(Dataset items)
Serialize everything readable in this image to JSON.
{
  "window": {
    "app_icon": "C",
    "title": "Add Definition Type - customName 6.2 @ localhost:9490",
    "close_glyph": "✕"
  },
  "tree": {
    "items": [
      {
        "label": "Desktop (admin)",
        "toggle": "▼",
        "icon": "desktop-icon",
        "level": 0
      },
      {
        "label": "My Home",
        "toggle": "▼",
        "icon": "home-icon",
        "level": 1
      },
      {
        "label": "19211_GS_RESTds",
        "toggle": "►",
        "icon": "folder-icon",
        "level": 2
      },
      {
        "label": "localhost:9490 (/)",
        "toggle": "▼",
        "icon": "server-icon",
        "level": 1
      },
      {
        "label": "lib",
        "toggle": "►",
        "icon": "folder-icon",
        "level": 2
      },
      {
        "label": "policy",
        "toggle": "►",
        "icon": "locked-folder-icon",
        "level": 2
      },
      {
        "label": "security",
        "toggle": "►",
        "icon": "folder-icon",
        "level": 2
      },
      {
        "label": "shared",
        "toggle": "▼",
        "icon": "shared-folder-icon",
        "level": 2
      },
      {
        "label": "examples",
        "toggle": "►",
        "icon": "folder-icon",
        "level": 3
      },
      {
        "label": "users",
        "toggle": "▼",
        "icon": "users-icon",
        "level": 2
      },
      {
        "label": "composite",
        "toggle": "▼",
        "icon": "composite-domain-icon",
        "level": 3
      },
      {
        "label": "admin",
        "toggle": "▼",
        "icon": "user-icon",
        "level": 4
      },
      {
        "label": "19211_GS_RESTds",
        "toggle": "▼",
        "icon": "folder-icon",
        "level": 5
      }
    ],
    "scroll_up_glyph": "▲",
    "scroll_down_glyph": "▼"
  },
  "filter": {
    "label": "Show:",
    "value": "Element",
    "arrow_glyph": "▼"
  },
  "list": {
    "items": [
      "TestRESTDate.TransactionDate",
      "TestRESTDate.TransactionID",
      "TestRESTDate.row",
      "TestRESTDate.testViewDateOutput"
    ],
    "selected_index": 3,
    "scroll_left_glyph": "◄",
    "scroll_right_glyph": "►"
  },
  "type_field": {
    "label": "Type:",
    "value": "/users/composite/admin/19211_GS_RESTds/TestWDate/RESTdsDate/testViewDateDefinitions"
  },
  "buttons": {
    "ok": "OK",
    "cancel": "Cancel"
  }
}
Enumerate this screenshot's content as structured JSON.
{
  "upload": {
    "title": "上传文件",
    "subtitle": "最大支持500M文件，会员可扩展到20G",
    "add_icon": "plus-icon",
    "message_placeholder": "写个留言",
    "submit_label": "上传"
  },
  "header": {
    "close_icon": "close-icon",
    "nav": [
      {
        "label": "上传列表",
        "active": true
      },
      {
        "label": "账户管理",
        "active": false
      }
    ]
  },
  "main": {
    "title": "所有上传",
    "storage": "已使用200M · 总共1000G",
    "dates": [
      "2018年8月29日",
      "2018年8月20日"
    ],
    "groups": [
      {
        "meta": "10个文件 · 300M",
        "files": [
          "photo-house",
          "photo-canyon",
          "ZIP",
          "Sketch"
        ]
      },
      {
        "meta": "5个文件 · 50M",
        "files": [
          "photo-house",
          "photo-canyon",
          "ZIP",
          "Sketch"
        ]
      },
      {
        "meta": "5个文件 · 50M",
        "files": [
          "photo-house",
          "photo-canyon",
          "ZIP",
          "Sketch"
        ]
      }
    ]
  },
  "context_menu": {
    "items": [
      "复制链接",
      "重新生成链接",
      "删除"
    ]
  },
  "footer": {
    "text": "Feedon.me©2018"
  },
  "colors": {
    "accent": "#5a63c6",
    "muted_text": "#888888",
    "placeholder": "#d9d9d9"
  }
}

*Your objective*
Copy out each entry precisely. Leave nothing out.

*Output for this task*
Serialize everything readable in this image to JSON.
{
  "window": {
    "app_icon": "C",
    "title": "Add Definition Type - customName 6.2 @ localhost:9490",
    "close_glyph": "✕"
  },
  "tree": {
    "items": [
      {
        "label": "Desktop (admin)",
        "toggle": "▼",
        "icon": "desktop-icon",
        "level": 0
      },
      {
        "label": "My Home",
        "toggle": "▼",
        "icon": "home-icon",
        "level": 1
      },
      {
        "label": "19211_GS_RESTds",
        "toggle": "►",
        "icon": "folder-icon",
        "level": 2
      },
      {
        "label": "localhost:9490 (/)",
        "toggle": "▼",
        "icon": "server-icon",
        "level": 1
      },
      {
        "label": "lib",
        "toggle": "►",
        "icon": "folder-icon",
        "level": 2
      },
      {
        "label": "policy",
        "toggle": "►",
        "icon": "locked-folder-icon",
        "level": 2
      },
      {
        "label": "security",
        "toggle": "►",
        "icon": "folder-icon",
        "level": 2
      },
      {
        "label": "shared",
        "toggle": "▼",
        "icon": "shared-folder-icon",
        "level": 2
      },
      {
        "label": "examples",
        "toggle": "►",
        "icon": "folder-icon",
        "level": 3
      },
      {
        "label": "users",
        "toggle": "▼",
        "icon": "users-icon",
        "level": 2
      },
      {
        "label": "composite",
        "toggle": "▼",
        "icon": "composite-domain-icon",
        "level": 3
      },
      {
        "label": "admin",
        "toggle": "▼",
        "icon": "user-icon",
        "level": 4
      },
      {
        "label": "19211_GS_RESTds",
        "toggle": "▼",
        "icon": "folder-icon",
        "level": 5
      }
    ],
    "scroll_up_glyph": "▲",
    "scroll_down_glyph": "▼"
  },
  "filter": {
    "label": "Show:",
    "value": "Element",
    "arrow_glyph": "▼"
  },
  "list": {
    "items": [
      "TestRESTDate.TransactionDate",
      "TestRESTDate.TransactionID",
      "TestRESTDate.row",
      "TestRESTDate.testViewDateOutput"
    ],
    "selected_index": 3,
    "scroll_left_glyph": "◄",
    "scroll_right_glyph": "►"
  },
  "type_field": {
    "label": "Type:",
    "value": "/users/composite/admin/19211_GS_RESTds/TestWDate/RESTdsDate/testViewDateDefinitions"
  },
  "buttons": {
    "ok": "OK",
    "cancel": "Cancel"
  }
}
Enumerate this screenshot's content as structured JSON.
{
  "upload": {
    "title": "上传文件",
    "subtitle": "最大支持500M文件，会员可扩展到20G",
    "add_icon": "plus-icon",
    "message_placeholder": "写个留言",
    "submit_label": "上传"
  },
  "header": {
    "close_icon": "close-icon",
    "nav": [
      {
        "label": "上传列表",
        "active": true
      },
      {
        "label": "账户管理",
        "active": false
      }
    ]
  },
  "main": {
    "title": "所有上传",
    "storage": "已使用200M · 总共1000G",
    "dates": [
      "2018年8月29日",
      "2018年8月20日"
    ],
    "groups": [
      {
        "meta": "10个文件 · 300M",
        "files": [
          "photo-house",
          "photo-canyon",
          "ZIP",
          "Sketch"
        ]
      },
      {
        "meta": "5个文件 · 50M",
        "files": [
          "photo-house",
          "photo-canyon",
          "ZIP",
          "Sketch"
        ]
      },
      {
        "meta": "5个文件 · 50M",
        "files": [
          "photo-house",
          "photo-canyon",
          "ZIP",
          "Sketch"
        ]
      }
    ]
  },
  "context_menu": {
    "items": [
      "复制链接",
      "重新生成链接",
      "删除"
    ]
  },
  "footer": {
    "text": "Feedon.me©2018"
  },
  "colors": {
    "accent": "#5a63c6",
    "muted_text": "#888888",
    "placeholder": "#d9d9d9"
  }
}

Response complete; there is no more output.